All I know is, I will make it to Worlds, for sure. That’s my goal – and I think I can make it.
TL;DR: 10 key points from the Kasing interview
- ‘It was a hard spring split, one of the hardest I’ve ever had in my entire career’
- ‘I’m very critical judging myself and my own performance, so this split has been appalling on my standards’
- ‘I’ve never been lower than 7th and it’s kind of a shame, because I feel like my career or my brand has kind of gone downhill because of this’
- ‘I will try for my life in the summer split, we can make it as Excel’
- ‘Comments on Reddit saying ‘Kasing’s got so bad’ don’t affect me, but it can affect how my team think of me. And I don’t want to be seen as a dead weight’
- ‘I still want to grind and achieve something, I haven’t even thought about retirement’
- ‘The UK esports scene has improved a lot but it still doesn’t have great exposure’
- ‘I sacrificed my A Levels to become a pro player – and my parents did not approve of it at the time. But I don’t regret it. Because I know I enjoyed my past years playing League and I still do today.’
- ‘I have a lot to thank my older brother Eric for. Back when I played Dota, before League, my PC broke down and he bought me a new one with his own money. Without that PC I don’t think I’d be where I am today.’
- ‘I will make it to Worlds for sure, that’s my goal and I think I can make it’
Dom is an award-winning writer who graduated from Bournemouth University with a 2:1 degree in Multi-Media Journalism in 2007.

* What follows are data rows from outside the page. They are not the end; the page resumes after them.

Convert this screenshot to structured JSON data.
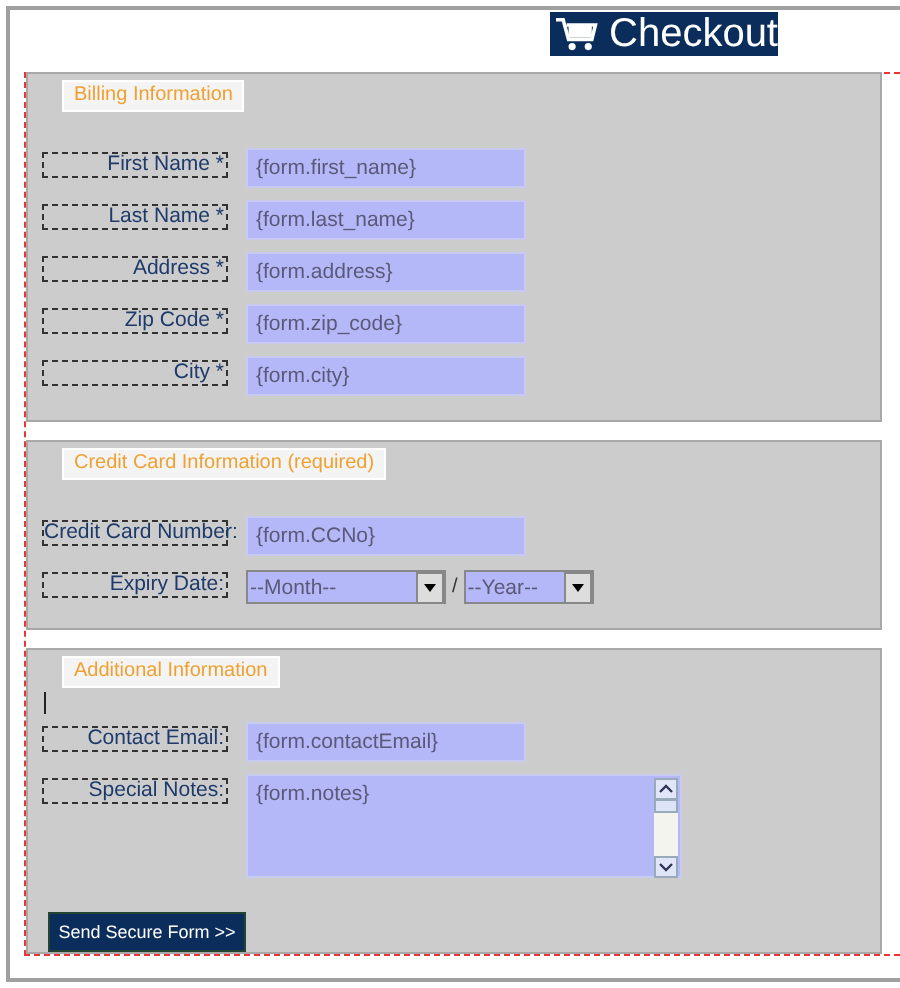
{
  "header": {
    "title": "Checkout"
  },
  "sections": [
    {
      "legend": "Billing Information",
      "cursor": false,
      "fields": [
        {
          "kind": "text",
          "label": "First Name *",
          "value": "{form.first_name}"
        },
        {
          "kind": "text",
          "label": "Last Name *",
          "value": "{form.last_name}"
        },
        {
          "kind": "text",
          "label": "Address *",
          "value": "{form.address}"
        },
        {
          "kind": "text",
          "label": "Zip Code *",
          "value": "{form.zip_code}"
        },
        {
          "kind": "text",
          "label": "City *",
          "value": "{form.city}"
        }
      ]
    },
    {
      "legend": "Credit Card Information (required)",
      "cursor": false,
      "fields": [
        {
          "kind": "text",
          "label": "Credit Card Number:",
          "value": "{form.CCNo}"
        },
        {
          "kind": "expiry",
          "label": "Expiry Date:",
          "month": "--Month--",
          "separator": "/",
          "year": "--Year--"
        }
      ]
    },
    {
      "legend": "Additional Information",
      "cursor": true,
      "fields": [
        {
          "kind": "text",
          "label": "Contact Email:",
          "value": "{form.contactEmail}"
        },
        {
          "kind": "textarea",
          "label": "Special Notes:",
          "value": "{form.notes}"
        }
      ]
    }
  ],
  "submit_button": "Send Secure Form >>"
}
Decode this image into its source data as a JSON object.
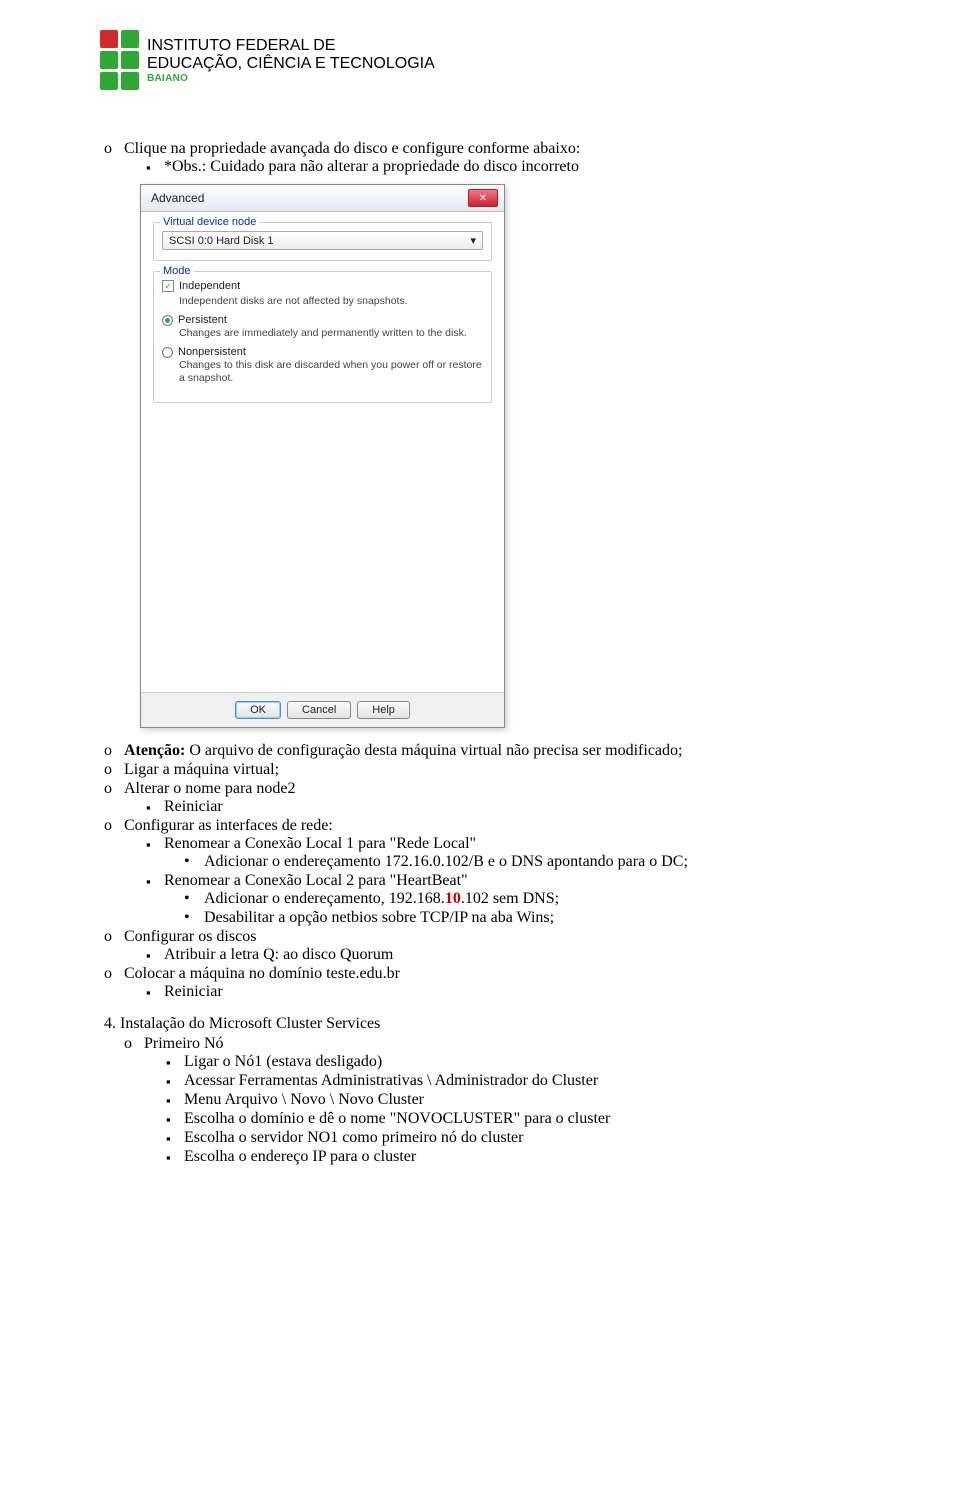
{
  "logo": {
    "line1": "INSTITUTO FEDERAL DE",
    "line2": "EDUCAÇÃO, CIÊNCIA E TECNOLOGIA",
    "line3": "BAIANO"
  },
  "intro": {
    "bullet1_prefix": "Clique na propriedade avançada do disco e configure conforme abaixo:",
    "obs": "*Obs.: Cuidado para não alterar a propriedade do disco incorreto"
  },
  "dialog": {
    "title": "Advanced",
    "group1_title": "Virtual device node",
    "combo_value": "SCSI 0:0  Hard Disk 1",
    "group2_title": "Mode",
    "independent_label": "Independent",
    "independent_desc": "Independent disks are not affected by snapshots.",
    "persistent_label": "Persistent",
    "persistent_desc": "Changes are immediately and permanently written to the disk.",
    "nonpersistent_label": "Nonpersistent",
    "nonpersistent_desc": "Changes to this disk are discarded when you power off or restore a snapshot.",
    "ok": "OK",
    "cancel": "Cancel",
    "help": "Help"
  },
  "list": {
    "atencao_label": "Atenção:",
    "atencao_rest": " O arquivo de configuração desta máquina virtual não precisa ser modificado;",
    "ligar": "Ligar a máquina virtual;",
    "alterar": "Alterar o nome para node2",
    "reiniciar": "Reiniciar",
    "configurar_ifaces": "Configurar as interfaces de rede:",
    "ren1": "Renomear a Conexão Local 1 para \"Rede Local\"",
    "end1": "Adicionar o endereçamento 172.16.0.102/B e o DNS apontando para o DC;",
    "ren2": "Renomear a Conexão Local 2 para \"HeartBeat\"",
    "end2_prefix": "Adicionar o endereçamento, 192.168.",
    "end2_red": "10",
    "end2_suffix": ".102 sem DNS;",
    "netbios": "Desabilitar a opção netbios sobre TCP/IP na aba Wins;",
    "conf_discos": "Configurar os discos",
    "quorum": "Atribuir a letra Q: ao disco Quorum",
    "dominio": "Colocar a máquina no domínio teste.edu.br",
    "reiniciar2": "Reiniciar"
  },
  "step4": {
    "title": "Instalação do Microsoft Cluster Services",
    "primeiro_no": "Primeiro Nó",
    "s1": "Ligar o Nó1 (estava desligado)",
    "s2": "Acessar Ferramentas Administrativas \\ Administrador do Cluster",
    "s3": "Menu Arquivo \\ Novo \\ Novo Cluster",
    "s4": "Escolha o domínio e dê o nome \"NOVOCLUSTER\" para o cluster",
    "s5": "Escolha o servidor NO1 como primeiro nó do cluster",
    "s6": "Escolha o endereço IP para o cluster"
  }
}
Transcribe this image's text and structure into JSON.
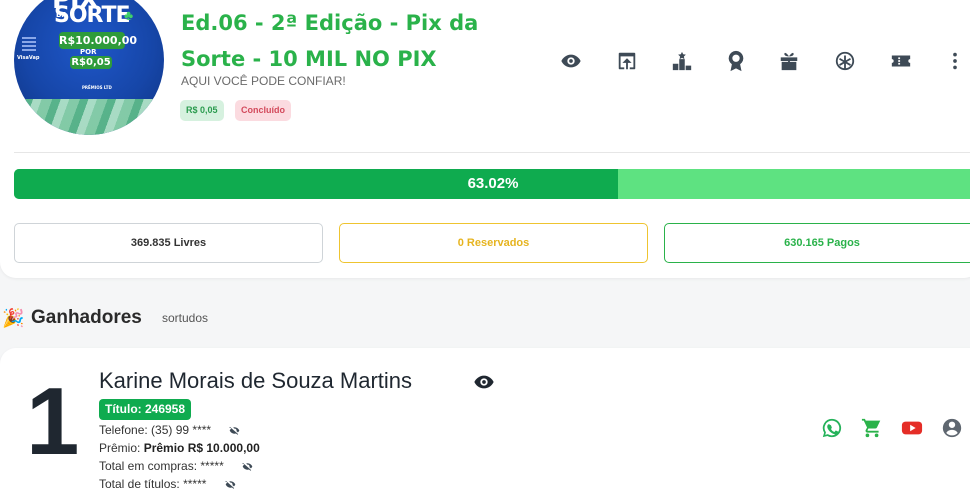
{
  "raffle": {
    "title": "Ed.06 - 2ª Edição - Pix da Sorte - 10 MIL NO PIX",
    "subtitle": "AQUI VOCÊ PODE CONFIAR!",
    "price_badge": "R$ 0,05",
    "status_badge": "Concluído",
    "image": {
      "brand": "PIX",
      "da": "DA",
      "sorte": "SORTE",
      "prize": "R$10.000,00",
      "por": "POR",
      "price": "R$0,05",
      "left_tag": "VisaVap",
      "footer": "PRÊMIOS LTD"
    }
  },
  "actions": [
    {
      "name": "view-icon"
    },
    {
      "name": "share-icon"
    },
    {
      "name": "ranking-icon"
    },
    {
      "name": "award-icon"
    },
    {
      "name": "gift-icon"
    },
    {
      "name": "roulette-icon"
    },
    {
      "name": "ticket-icon"
    },
    {
      "name": "more-vertical-icon"
    }
  ],
  "progress": {
    "value": 0.6302,
    "label": "63.02%"
  },
  "stats": {
    "free": "369.835 Livres",
    "reserved": "0 Reservados",
    "paid": "630.165 Pagos"
  },
  "winners_section": {
    "title": "Ganhadores",
    "subtitle": "sortudos"
  },
  "winner": {
    "rank": "1",
    "name": "Karine Morais de Souza Martins",
    "ticket": "Título: 246958",
    "phone_label": "Telefone:",
    "phone_value": "(35) 99 ****",
    "prize_label": "Prêmio:",
    "prize_value": "Prêmio R$ 10.000,00",
    "purchases_label": "Total em compras:",
    "purchases_value": "*****",
    "titles_label": "Total de títulos:",
    "titles_value": "*****"
  },
  "colors": {
    "brand_green": "#2ab24a",
    "progress_fill": "#0fab4f",
    "progress_track": "#5ee281",
    "reserved_yellow": "#e6b41f",
    "status_red": "#d34a5c",
    "whatsapp": "#25b25a",
    "youtube": "#e52d27"
  }
}
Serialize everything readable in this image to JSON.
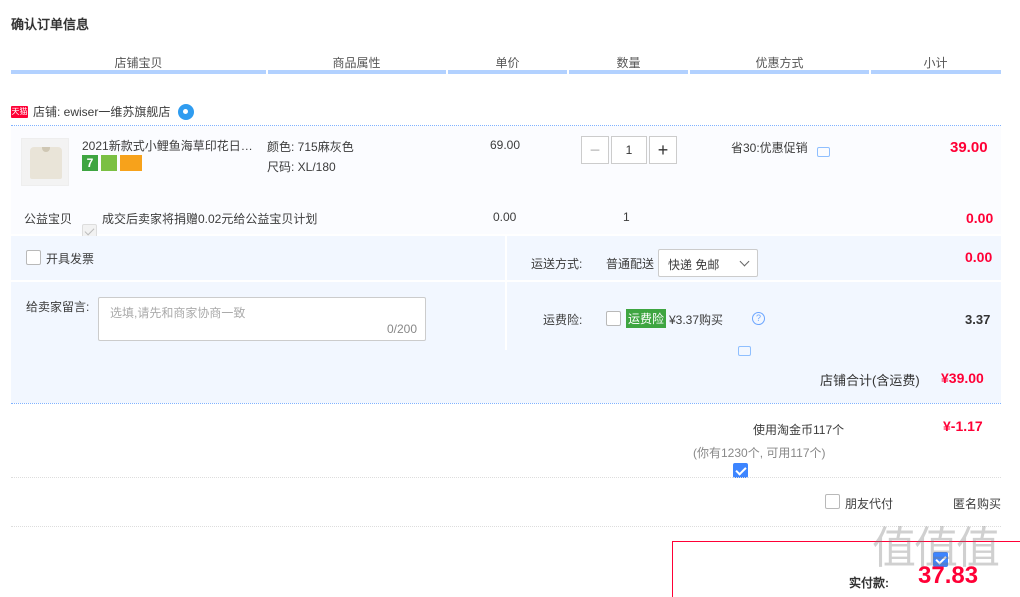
{
  "page_title": "确认订单信息",
  "columns": [
    "店铺宝贝",
    "商品属性",
    "单价",
    "数量",
    "优惠方式",
    "小计"
  ],
  "shop": {
    "tmall_badge": "天猫",
    "label": "店铺: ewiser一维苏旗舰店"
  },
  "item": {
    "name": "2021新款式小鲤鱼海草印花日…",
    "color": "颜色: 715麻灰色",
    "size": "尺码: XL/180",
    "unit_price": "69.00",
    "quantity": "1",
    "minus": "−",
    "plus": "+",
    "discount": "省30:优惠促销",
    "subtotal": "39.00"
  },
  "charity": {
    "label": "公益宝贝",
    "text": "成交后卖家将捐赠0.02元给公益宝贝计划",
    "price": "0.00",
    "qty": "1",
    "subtotal": "0.00"
  },
  "invoice": {
    "label": "开具发票"
  },
  "message": {
    "label": "给卖家留言:",
    "placeholder": "选填,请先和商家协商一致",
    "counter": "0/200"
  },
  "shipping": {
    "label": "运送方式:",
    "type": "普通配送",
    "selected": "快递 免邮",
    "price": "0.00"
  },
  "insurance": {
    "label": "运费险:",
    "tag": "运费险",
    "text": "¥3.37购买",
    "price": "3.37"
  },
  "shop_total": {
    "label": "店铺合计(含运费)",
    "value": "¥39.00"
  },
  "taojinbi": {
    "label": "使用淘金币117个",
    "value": "¥-1.17",
    "note": "(你有1230个, 可用117个)"
  },
  "options": {
    "friend_pay": "朋友代付",
    "anonymous": "匿名购买"
  },
  "final": {
    "label": "实付款:",
    "value": "37.83"
  },
  "watermark": "值值值",
  "colors": {
    "accent_red": "#ff0036",
    "accent_blue": "#3d85ff",
    "header_line": "#b2d1ff"
  }
}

As a long-time gamer having first picked up the NES controller in the late ’80s, he has written for a range of publications including GamesTM, Nintendo Official Magazine, industry publication MCV as well as Riot Games and others. He worked as head of content for the British Esports Association up until February 2021, when he stepped back to work full-time on Esports News UK and as an esports consultant helping brands and businesses better understand the industry.